Any risk assessment should ensure providers can meet yourcompliance regulations. While you may (and should) have your own guidelines on what vendors need to do to comply with your business practices, you also need to make sure they can meet industry and government compliance regulations. The list can be long, especially for publicly traded companies, including:
- SOC 1
- SOC 2
- SOC 3
As more states pass privacy and data handling laws, this list will continue to grow. Companies need to ensure compliance from third-party suppliers, including a risk assessment, ongoing monitoring, and audits as part of your Governance, Risk, and Compliance (GRC).
Contract Term Negotiation Strategies
What you learn as part of your evaluation of third-party vendors, including risk analysis and compliance assessment, will help guide you in your contract term negotiation strategies.Key items to evaluate in defining a contract include:
- Handling of proprietary and confidential information, including ownership of materials, work products, and attendant rights
- Pricing and payment terms
- Changes in scope or deliverables, including built-in approval processes and authority
- Remedies for non-compliance, including terms and rights for termination
- Disclaimers and indemnifications, including liability, liability caps, and aggregate losses
These are just a few of the many terms you will need to define, including audit rights, exception handling, and communication protocols.
Vendor OnboardingYour vendor management strategy should also include the onboarding process. This includes gathering the necessary documents to set a vendor up in your accounting system as an approved supplier. It also includes any other contract, licensing, or payment information that is required to fulfill the agreement.
Establishing Communication Protocols
A critical, but often overlooked area, is establishing communication protocols. Protocols apply in two distinct ways: communication with your networks and systems and communication with your vendors.
Your IT communication protocols will determine how the third-party vendor will interact with your data and network. It governs what connections can be made, how the connections are made, and what access rights are granted.
Protocols should also be specified for communication with your suppliers, especially in case of emergencies or mission-critical problems. This process should include support levels, after-hours contacts, and mean time to respond (MTTR).
Vendor Performance Assessment
The vendor management process should also provide regular monitoring of performance. Depending on the company and the product, monitoring can vary greatly but should focus on the key performance indicators (KPIs) outlined in the agreement.
Failing to comply with regulations and requirements can cause a myriad of problems, including significant exposure to data and fines for non-compliance.
Hacks, data theft, breaches, and mistakes have cost companies more than a billion dollars over the past few years. The average cost of a data breach is $3.86 million according to the Cost of a Data Breach Report 2020 from IBM.
Ongoing risk monitoring is essential to ensure vendors are employing appropriate security protocols and they are functioning as designed.
Vendor Exception Handling
When a vendor does not meet the standards or protocols they’ve agreed to and requests an exception, you must decide how to respond. Security frameworks can be complex, and exceptions can happen more frequently than you might think.You need a defined process for identifying, notifying, and handling vendor exceptions.
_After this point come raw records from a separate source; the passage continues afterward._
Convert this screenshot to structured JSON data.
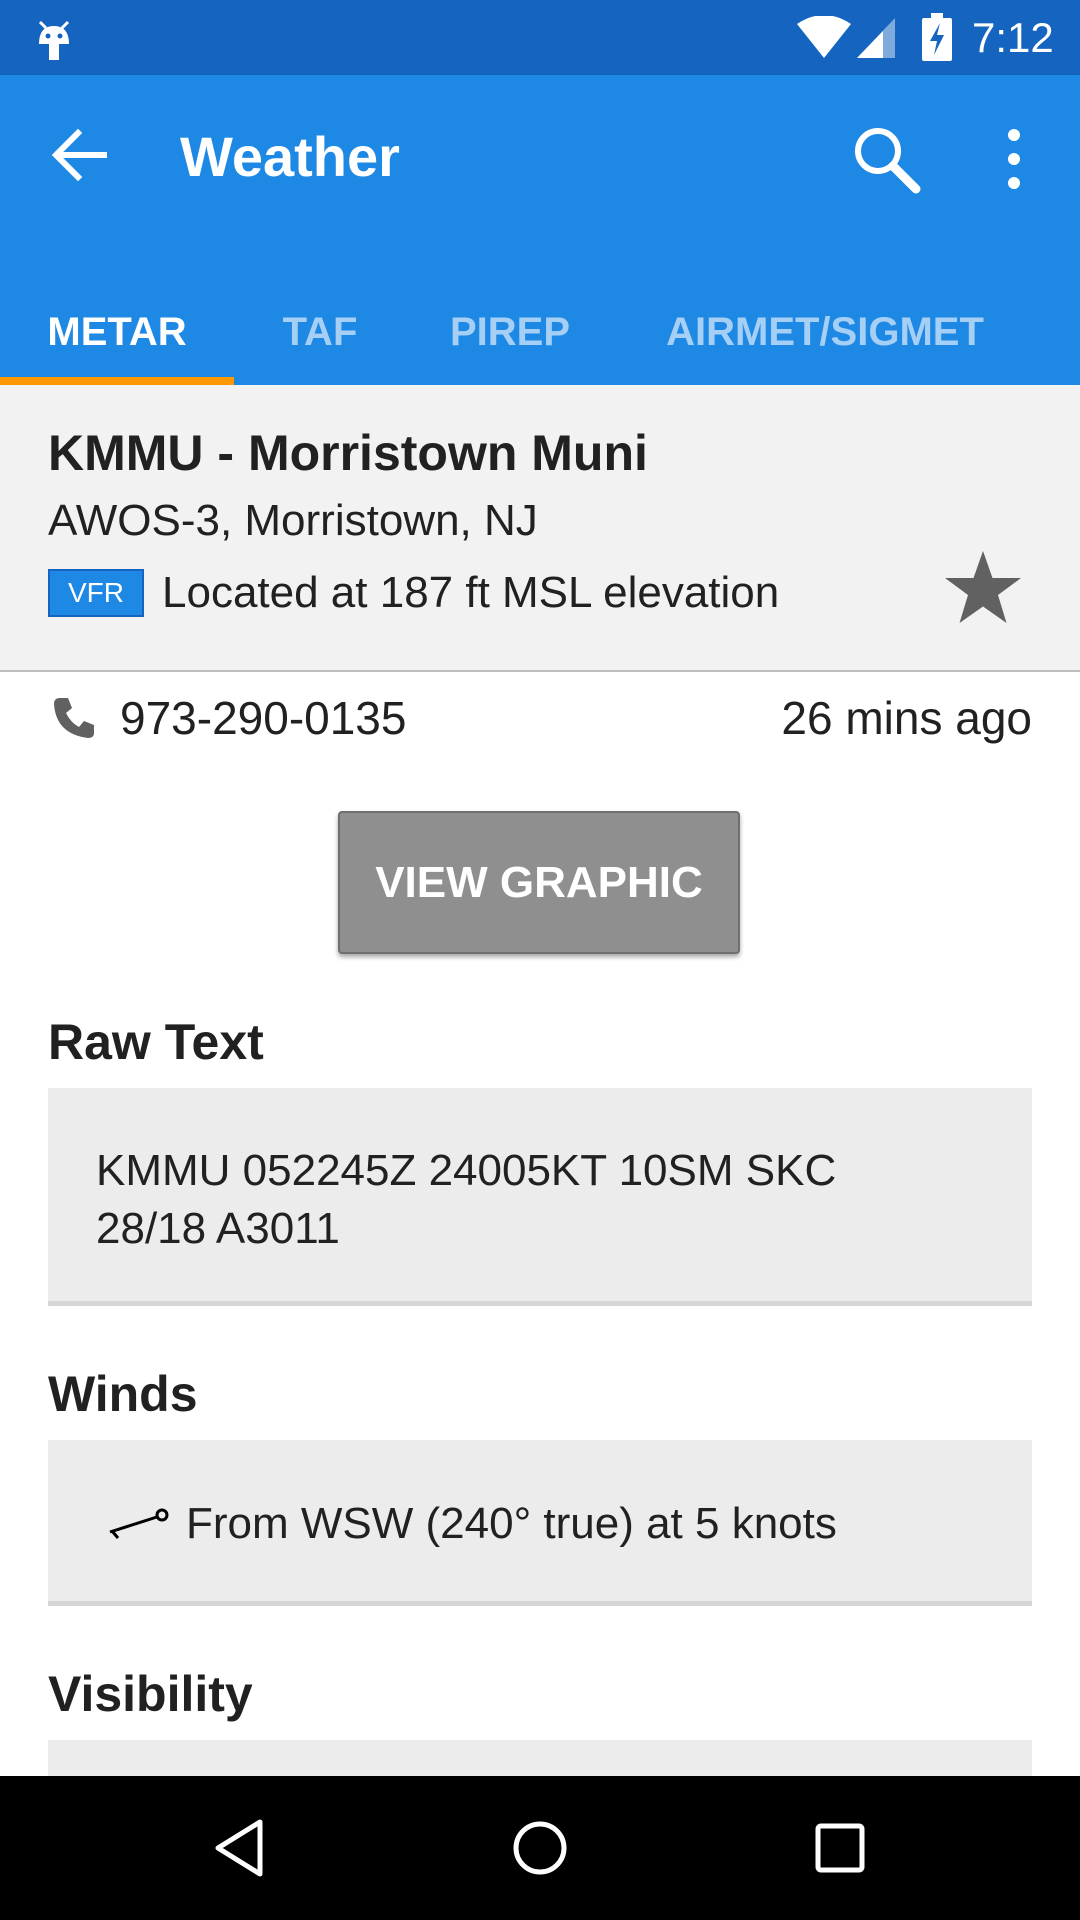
{
  "status_bar": {
    "time": "7:12",
    "icons": [
      "android-debug-icon",
      "wifi-icon",
      "cell-signal-icon",
      "battery-charging-icon"
    ]
  },
  "app_bar": {
    "title": "Weather",
    "icons": [
      "back-arrow-icon",
      "search-icon",
      "more-vert-icon"
    ],
    "tabs": [
      {
        "label": "METAR",
        "active": true
      },
      {
        "label": "TAF",
        "active": false
      },
      {
        "label": "PIREP",
        "active": false
      },
      {
        "label": "AIRMET/SIGMET",
        "active": false
      }
    ]
  },
  "airport": {
    "name": "KMMU - Morristown Muni",
    "subtitle": "AWOS-3, Morristown, NJ",
    "flight_category": "VFR",
    "elevation_text": "Located at 187 ft MSL elevation",
    "favorite_icon": "star-icon"
  },
  "contact": {
    "phone": "973-290-0135",
    "updated": "26 mins ago"
  },
  "view_graphic_label": "VIEW GRAPHIC",
  "sections": {
    "raw_text": {
      "title": "Raw Text",
      "line1": "KMMU 052245Z 24005KT 10SM SKC",
      "line2": "28/18 A3011"
    },
    "winds": {
      "title": "Winds",
      "text": "From WSW (240° true) at 5 knots",
      "direction_degrees": 240
    },
    "visibility": {
      "title": "Visibility"
    }
  },
  "colors": {
    "status_bar": "#1565c0",
    "app_bar": "#1e88e5",
    "tab_indicator": "#ff9800",
    "vfr_badge": "#1e88e5",
    "button": "#8f8f8f"
  }
}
This process should include:
- The key stakeholders that are involved in managing exceptions
- Roles and responsibilities to manage communication and decision-making
- Timelines for reporting and remediating exceptions
- Dealing with exceptions that cannot be resolved
- Your risk management strategy should define how all exceptions will be handled.